SH06H290YARDSMART Aug. 28, 2006 _ This hard palette of cool gray hues makes greens and flower colors pop. (SHNS photo courtesy Maureen Gilmer)

SHNS_YardSmart08_28c

This hard palette of cool gray hues makes greens and flower colors pop.

This hard palette of cool gray hues makes greens and flower colors pop.

The hard palette includes other components of equal value. Building walls and fences as enclosures carry the same importance as interior wall-coverings, stair banisters and room dividers. When present together, each of these must be well matched in both color and style. Those decisions will also be made in conjunction with your paving choices, just as wall paint would be made against carpet and flooring. In short, everything must relate in one way or another.

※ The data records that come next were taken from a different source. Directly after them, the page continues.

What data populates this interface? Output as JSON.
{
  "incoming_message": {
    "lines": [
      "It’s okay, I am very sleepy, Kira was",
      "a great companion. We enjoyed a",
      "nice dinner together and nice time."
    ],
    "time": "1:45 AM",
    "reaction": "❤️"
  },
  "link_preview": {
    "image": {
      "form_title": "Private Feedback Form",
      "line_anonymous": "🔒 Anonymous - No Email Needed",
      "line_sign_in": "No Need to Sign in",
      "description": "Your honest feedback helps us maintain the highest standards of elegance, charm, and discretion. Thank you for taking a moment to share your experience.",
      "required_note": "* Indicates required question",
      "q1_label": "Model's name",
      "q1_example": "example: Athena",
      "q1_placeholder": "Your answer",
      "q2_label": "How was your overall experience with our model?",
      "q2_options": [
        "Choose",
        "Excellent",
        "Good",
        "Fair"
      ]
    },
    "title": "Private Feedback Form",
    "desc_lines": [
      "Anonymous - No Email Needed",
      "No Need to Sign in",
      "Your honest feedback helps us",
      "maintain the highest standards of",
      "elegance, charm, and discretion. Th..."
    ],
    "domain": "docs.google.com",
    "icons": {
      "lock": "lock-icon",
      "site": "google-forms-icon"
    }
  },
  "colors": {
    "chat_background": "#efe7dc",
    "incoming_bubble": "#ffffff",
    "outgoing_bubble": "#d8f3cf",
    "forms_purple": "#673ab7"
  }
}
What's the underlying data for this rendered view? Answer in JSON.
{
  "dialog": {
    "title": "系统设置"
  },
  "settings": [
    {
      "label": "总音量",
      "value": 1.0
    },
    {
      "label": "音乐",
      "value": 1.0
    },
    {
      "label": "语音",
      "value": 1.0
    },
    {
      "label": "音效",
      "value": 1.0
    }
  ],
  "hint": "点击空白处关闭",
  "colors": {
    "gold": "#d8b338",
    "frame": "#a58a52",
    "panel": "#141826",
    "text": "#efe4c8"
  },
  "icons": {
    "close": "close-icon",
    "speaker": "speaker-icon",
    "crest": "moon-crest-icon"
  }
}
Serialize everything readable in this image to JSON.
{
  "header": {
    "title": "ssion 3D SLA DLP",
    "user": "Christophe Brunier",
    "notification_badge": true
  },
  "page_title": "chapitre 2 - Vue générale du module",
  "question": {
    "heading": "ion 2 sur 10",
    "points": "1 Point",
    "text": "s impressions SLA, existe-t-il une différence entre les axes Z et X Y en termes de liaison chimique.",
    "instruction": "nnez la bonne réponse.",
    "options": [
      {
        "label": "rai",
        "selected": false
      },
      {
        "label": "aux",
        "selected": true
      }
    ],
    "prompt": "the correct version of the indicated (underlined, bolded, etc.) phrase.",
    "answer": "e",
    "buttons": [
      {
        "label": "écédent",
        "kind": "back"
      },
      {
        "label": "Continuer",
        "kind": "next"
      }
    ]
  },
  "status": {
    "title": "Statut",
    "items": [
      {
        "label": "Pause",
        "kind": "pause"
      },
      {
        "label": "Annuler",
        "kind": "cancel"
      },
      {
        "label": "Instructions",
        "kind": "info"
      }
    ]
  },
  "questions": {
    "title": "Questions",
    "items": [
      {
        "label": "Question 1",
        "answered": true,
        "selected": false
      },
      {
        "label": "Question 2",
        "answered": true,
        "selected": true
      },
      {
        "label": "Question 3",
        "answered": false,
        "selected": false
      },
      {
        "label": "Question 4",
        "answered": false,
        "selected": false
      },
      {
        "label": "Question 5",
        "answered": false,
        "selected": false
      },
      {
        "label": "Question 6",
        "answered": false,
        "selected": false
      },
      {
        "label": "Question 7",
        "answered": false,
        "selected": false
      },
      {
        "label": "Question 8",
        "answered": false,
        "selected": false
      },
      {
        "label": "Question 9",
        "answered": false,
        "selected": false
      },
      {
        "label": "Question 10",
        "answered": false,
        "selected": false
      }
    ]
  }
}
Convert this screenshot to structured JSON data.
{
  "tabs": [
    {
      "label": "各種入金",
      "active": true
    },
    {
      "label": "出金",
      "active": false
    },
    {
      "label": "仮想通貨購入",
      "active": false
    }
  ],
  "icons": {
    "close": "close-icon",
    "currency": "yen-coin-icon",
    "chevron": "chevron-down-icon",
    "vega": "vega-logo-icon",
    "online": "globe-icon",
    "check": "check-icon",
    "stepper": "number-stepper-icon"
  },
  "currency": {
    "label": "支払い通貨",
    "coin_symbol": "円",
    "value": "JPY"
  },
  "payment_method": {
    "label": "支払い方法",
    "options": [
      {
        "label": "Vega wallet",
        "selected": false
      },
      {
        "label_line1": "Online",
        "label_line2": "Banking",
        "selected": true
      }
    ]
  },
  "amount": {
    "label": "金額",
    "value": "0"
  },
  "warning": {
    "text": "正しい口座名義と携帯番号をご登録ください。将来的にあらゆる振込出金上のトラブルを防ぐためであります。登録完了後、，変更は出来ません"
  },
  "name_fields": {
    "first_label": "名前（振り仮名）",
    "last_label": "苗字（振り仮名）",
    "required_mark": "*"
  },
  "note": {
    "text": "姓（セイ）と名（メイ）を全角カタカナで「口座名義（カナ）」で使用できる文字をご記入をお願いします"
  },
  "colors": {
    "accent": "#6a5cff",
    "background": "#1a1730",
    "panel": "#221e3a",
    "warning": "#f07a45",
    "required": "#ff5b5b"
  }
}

The same applies to your garden furnishings. Whether you choose aluminum or wood outdoors, how it fits in will be dictated by your hard palette. The color of these is important because they will be sitting amidst your paving choices. Therefore these, too, should be closely compared with real samples in direct sunlight.

While all of this comparison seems burdensome and time consuming, consider it a blessing. Without comparisons you have no basis for making a choice. But when your samples help you rule out 28 of 30 possible outdoor dining sets at the home-improvement store, an overwhelming task becomes very simple.

Before you start building or buying or planting, create your sample palette. Make your decisions well in advance. When the time comes to hire contractors and spend the money, you'll sleep well at night knowing you've already got it exactly right.

(Maureen Gilmer is a horticulturist and host of Weekend Gardening on DIY-Do It Yourself Network. For more information, visit www.moplants.com. Distributed by Scripps Howard News Service.)

Next Up

Here's How Pros Design the Fabulous Spaces From 'And Just Like That'

We went behind the scenes with AJLT's designers to learn how they created those fantastic homes. Watch our interview and shop to bring their savvy design sense into your own space.

Decks for Every Location

Learn about the best options for deck locations

Decks: Raised vs. Grade-Level

Keep these structure options in mind when deciding on a deck design.

The 5 Elements of Feng Shui

Learn how a balance of wood, fire, earth, metal and water can bring balance to your space and your life.

The Best Flush-Mount Light Fixtures for Every Style in 2023

Bring high style to your low ceilings. Shop these top-rated flush-mount light fixtures for every room in your house.

Floating Decks

Find out all you need to know about floating decks and get great inspiration for your deck project.

What Is an English Garden?

Learn the elements of enchanting English gardens, and discover ways to translate that style to your yard.

Top 6 Kitchen Layouts

Learn about different layouts, like L-shaped, one-wall and galley kitchens, and download templates for your renovation.

13 Top Kitchen Design Styles

From contemporary to cottage, today's most popular looks inspire beautiful kitchen designs.

Go Shopping

Get product recommendations from HGTV editors, plus can’t-miss sales and deals.

Follow Us Everywhere

Join the party! Don't miss HGTV in your favorite social media feeds.